_THE PROBLEM_
Once every line in the data below has been checked for "text", give the number of lines that hold it, and only that.

_EXERCISE DATA_
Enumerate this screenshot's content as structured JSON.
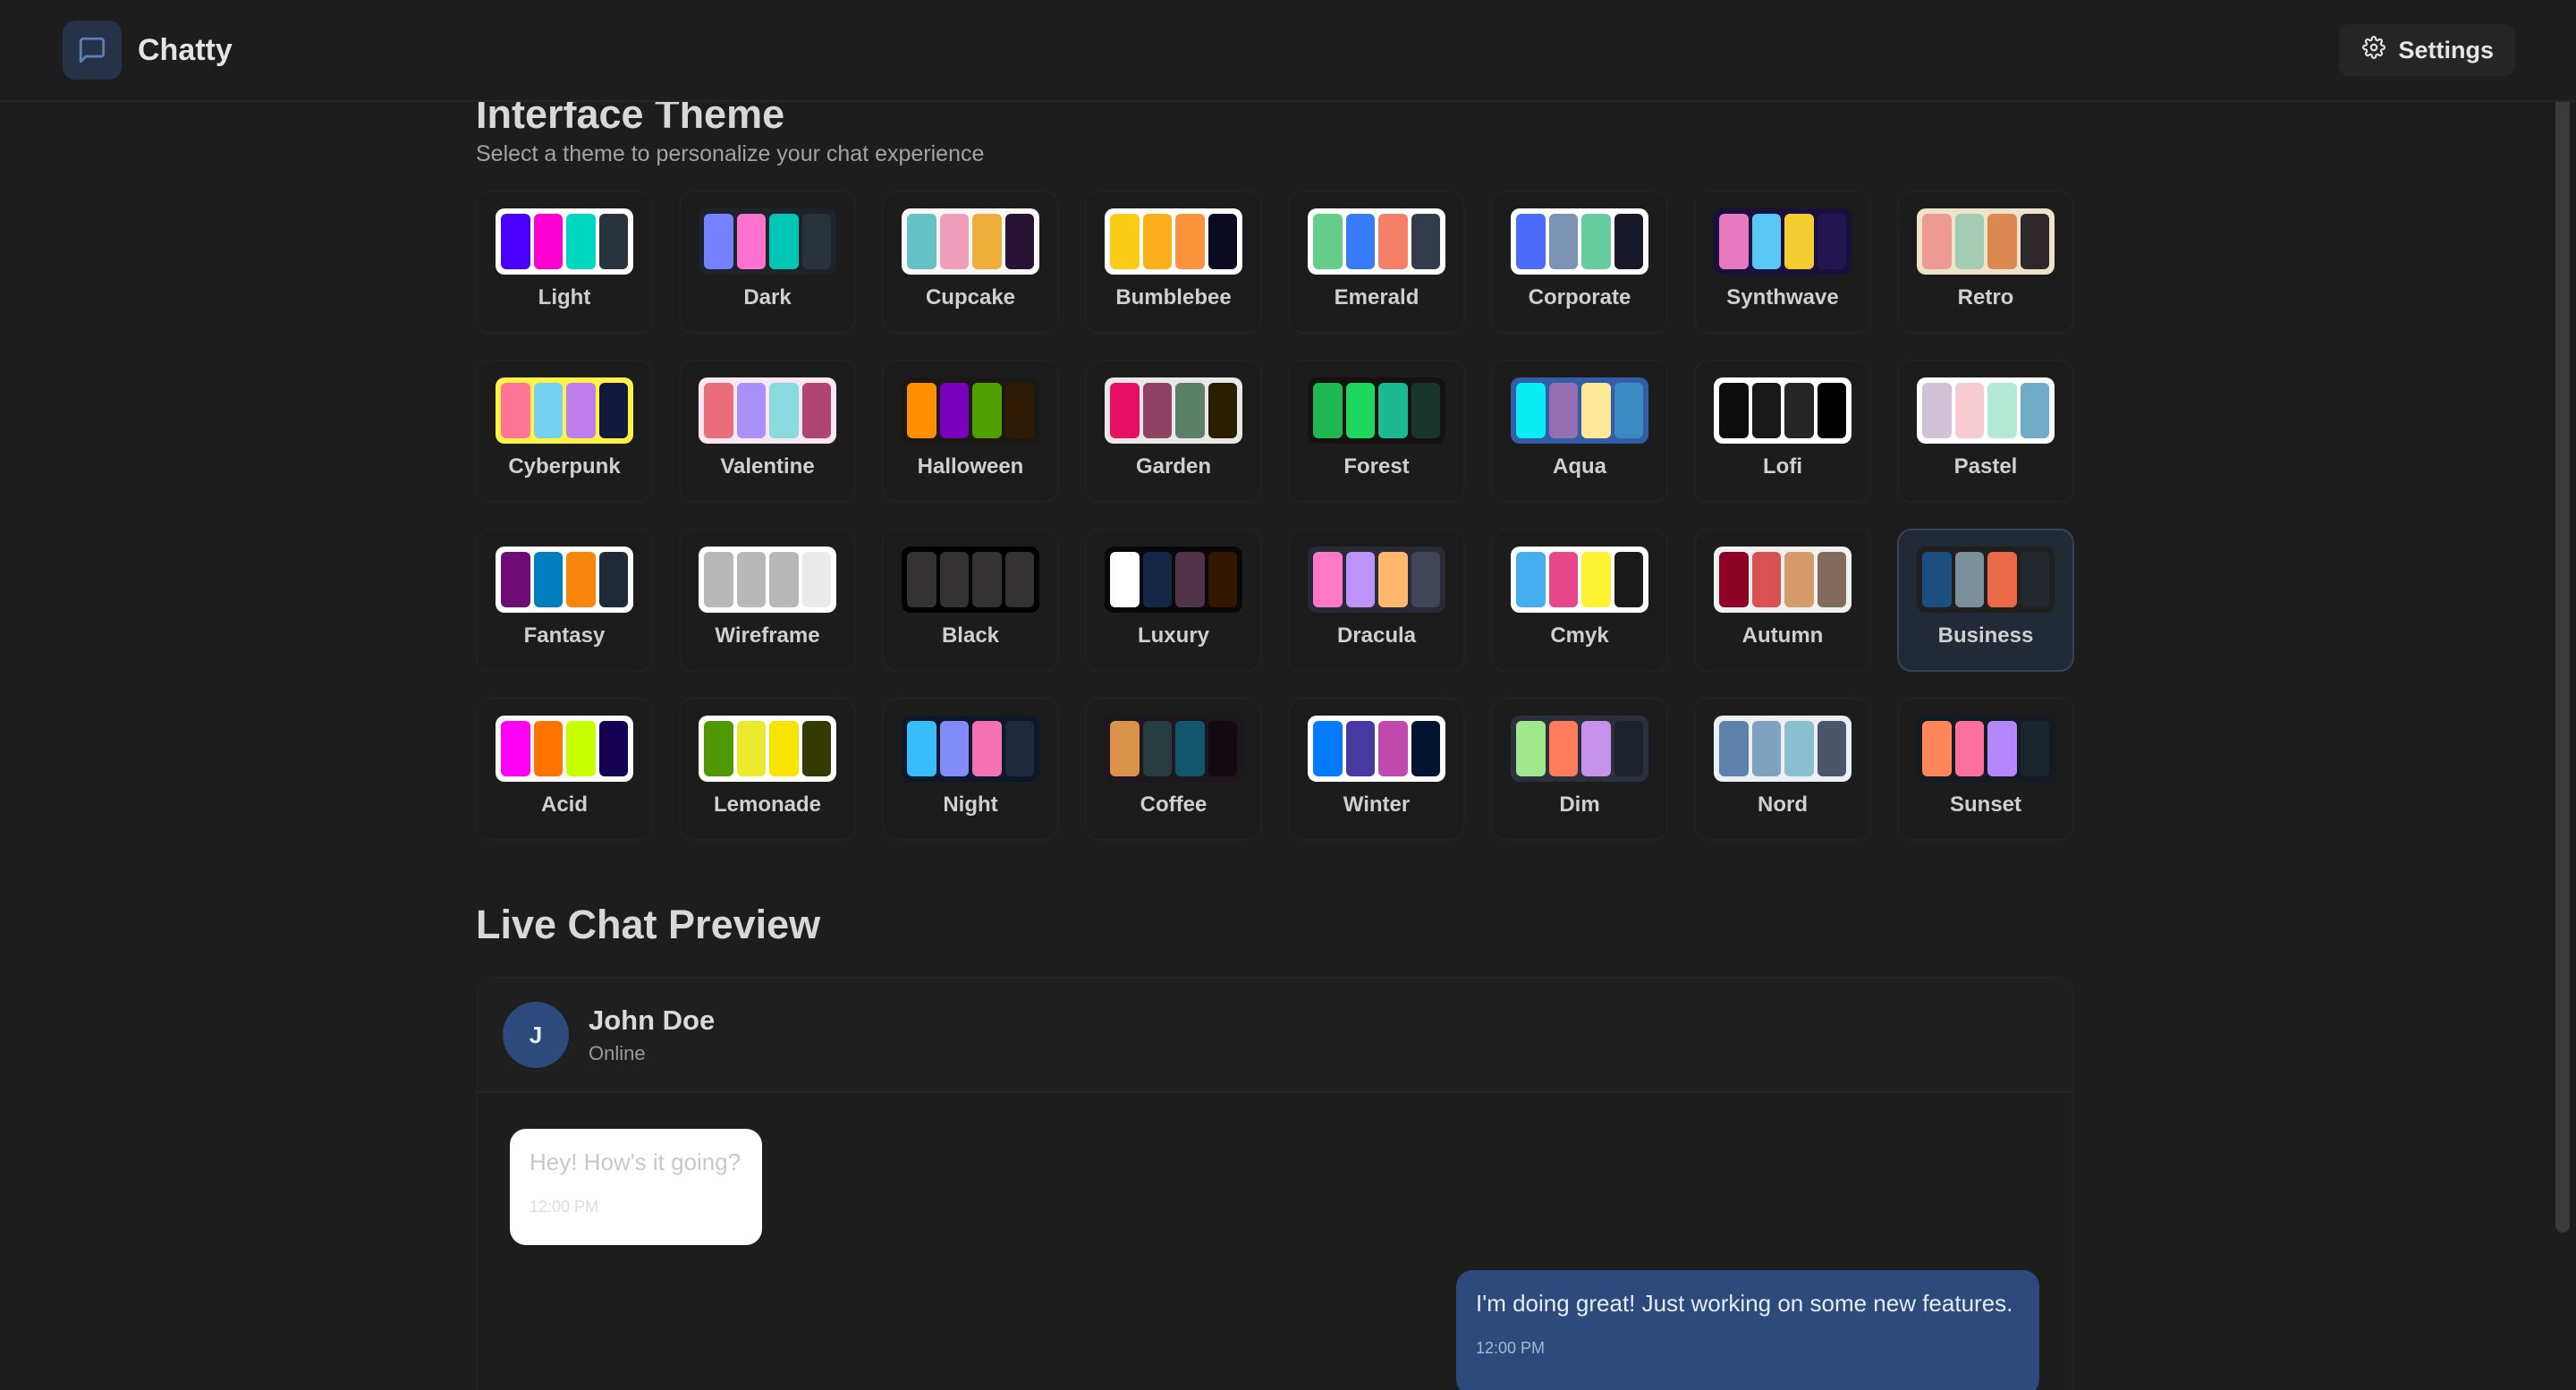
{
  "app": {
    "name": "Chatty"
  },
  "nav": {
    "settings_label": "Settings"
  },
  "theme_section": {
    "title": "Interface Theme",
    "subtitle": "Select a theme to personalize your chat experience",
    "selected": "Business",
    "themes": [
      {
        "name": "Light",
        "bg": "#ffffff",
        "colors": [
          "#4a00ff",
          "#ff00d3",
          "#00d7c0",
          "#2a323c"
        ]
      },
      {
        "name": "Dark",
        "bg": "#1d232a",
        "colors": [
          "#7582ff",
          "#ff71cf",
          "#00c7b5",
          "#2a323c"
        ]
      },
      {
        "name": "Cupcake",
        "bg": "#faf7f5",
        "colors": [
          "#65c3c8",
          "#ef9fbc",
          "#eeaf3a",
          "#291334"
        ]
      },
      {
        "name": "Bumblebee",
        "bg": "#ffffff",
        "colors": [
          "#facc15",
          "#fbaf1a",
          "#fb923c",
          "#0a0a23"
        ]
      },
      {
        "name": "Emerald",
        "bg": "#ffffff",
        "colors": [
          "#66cc8a",
          "#377cfb",
          "#f68067",
          "#333c4d"
        ]
      },
      {
        "name": "Corporate",
        "bg": "#ffffff",
        "colors": [
          "#4b6bfb",
          "#7b92b2",
          "#67cba0",
          "#181a2a"
        ]
      },
      {
        "name": "Synthwave",
        "bg": "#1a103d",
        "colors": [
          "#e779c1",
          "#58c7f3",
          "#f3cc30",
          "#221551"
        ]
      },
      {
        "name": "Retro",
        "bg": "#ece3ca",
        "colors": [
          "#ef9995",
          "#a4cbb4",
          "#dc8850",
          "#2e282a"
        ]
      },
      {
        "name": "Cyberpunk",
        "bg": "#fff248",
        "colors": [
          "#ff7598",
          "#75d1f0",
          "#c07eec",
          "#111a3b"
        ]
      },
      {
        "name": "Valentine",
        "bg": "#fae7f4",
        "colors": [
          "#e96d7b",
          "#a991f7",
          "#88dbdd",
          "#af4670"
        ]
      },
      {
        "name": "Halloween",
        "bg": "#1b1816",
        "colors": [
          "#ff8f00",
          "#7a00bd",
          "#4fa000",
          "#2f1b05"
        ]
      },
      {
        "name": "Garden",
        "bg": "#e9e7e7",
        "colors": [
          "#e70f62",
          "#8e4162",
          "#5c7f67",
          "#291e00"
        ]
      },
      {
        "name": "Forest",
        "bg": "#171212",
        "colors": [
          "#1eb854",
          "#1fd65f",
          "#1db990",
          "#19362d"
        ]
      },
      {
        "name": "Aqua",
        "bg": "#345da7",
        "colors": [
          "#09ecf3",
          "#966fb3",
          "#ffe999",
          "#3b8ac4"
        ]
      },
      {
        "name": "Lofi",
        "bg": "#ffffff",
        "colors": [
          "#0d0d0d",
          "#1a1919",
          "#262626",
          "#000000"
        ]
      },
      {
        "name": "Pastel",
        "bg": "#ffffff",
        "colors": [
          "#d1c1d7",
          "#f6cbd1",
          "#b4e9d6",
          "#70acc7"
        ]
      },
      {
        "name": "Fantasy",
        "bg": "#ffffff",
        "colors": [
          "#6e0b75",
          "#007ebd",
          "#f8860d",
          "#1f2937"
        ]
      },
      {
        "name": "Wireframe",
        "bg": "#ffffff",
        "colors": [
          "#b8b8b8",
          "#b8b8b8",
          "#b8b8b8",
          "#ebebeb"
        ]
      },
      {
        "name": "Black",
        "bg": "#000000",
        "colors": [
          "#343232",
          "#343232",
          "#343232",
          "#343232"
        ]
      },
      {
        "name": "Luxury",
        "bg": "#09090b",
        "colors": [
          "#ffffff",
          "#152747",
          "#513448",
          "#331800"
        ]
      },
      {
        "name": "Dracula",
        "bg": "#282a36",
        "colors": [
          "#ff79c6",
          "#bd93f9",
          "#ffb86c",
          "#414558"
        ]
      },
      {
        "name": "Cmyk",
        "bg": "#ffffff",
        "colors": [
          "#45aeee",
          "#e8488a",
          "#fff232",
          "#1a1a1a"
        ]
      },
      {
        "name": "Autumn",
        "bg": "#f1f1f1",
        "colors": [
          "#8c0327",
          "#d85251",
          "#d59b6a",
          "#826a5c"
        ]
      },
      {
        "name": "Business",
        "bg": "#202020",
        "colors": [
          "#1c4e80",
          "#7c909a",
          "#ea6947",
          "#23282e"
        ]
      },
      {
        "name": "Acid",
        "bg": "#fafafa",
        "colors": [
          "#ff00f4",
          "#ff7400",
          "#c8ff00",
          "#140152"
        ]
      },
      {
        "name": "Lemonade",
        "bg": "#ffffff",
        "colors": [
          "#519903",
          "#e9e92e",
          "#f7e500",
          "#353a00"
        ]
      },
      {
        "name": "Night",
        "bg": "#0f172a",
        "colors": [
          "#38bdf8",
          "#818cf8",
          "#f471b5",
          "#1e293b"
        ]
      },
      {
        "name": "Coffee",
        "bg": "#20161f",
        "colors": [
          "#db924b",
          "#263e3f",
          "#10576d",
          "#120c12"
        ]
      },
      {
        "name": "Winter",
        "bg": "#ffffff",
        "colors": [
          "#047aff",
          "#463aa2",
          "#c148ac",
          "#021431"
        ]
      },
      {
        "name": "Dim",
        "bg": "#2a303c",
        "colors": [
          "#9fe88d",
          "#ff7d5c",
          "#c792e9",
          "#1c212b"
        ]
      },
      {
        "name": "Nord",
        "bg": "#eceff4",
        "colors": [
          "#5e81ac",
          "#81a1c1",
          "#88c0d0",
          "#4c566a"
        ]
      },
      {
        "name": "Sunset",
        "bg": "#121c22",
        "colors": [
          "#ff865b",
          "#fd6f9c",
          "#b387fa",
          "#1b262c"
        ]
      }
    ]
  },
  "preview": {
    "title": "Live Chat Preview",
    "contact": {
      "initial": "J",
      "name": "John Doe",
      "status": "Online"
    },
    "messages": [
      {
        "text": "Hey! How's it going?",
        "time": "12:00 PM",
        "sent": false
      },
      {
        "text": "I'm doing great! Just working on some new features.",
        "time": "12:00 PM",
        "sent": true
      }
    ]
  }
}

_RESULT FOR THIS TASK_
2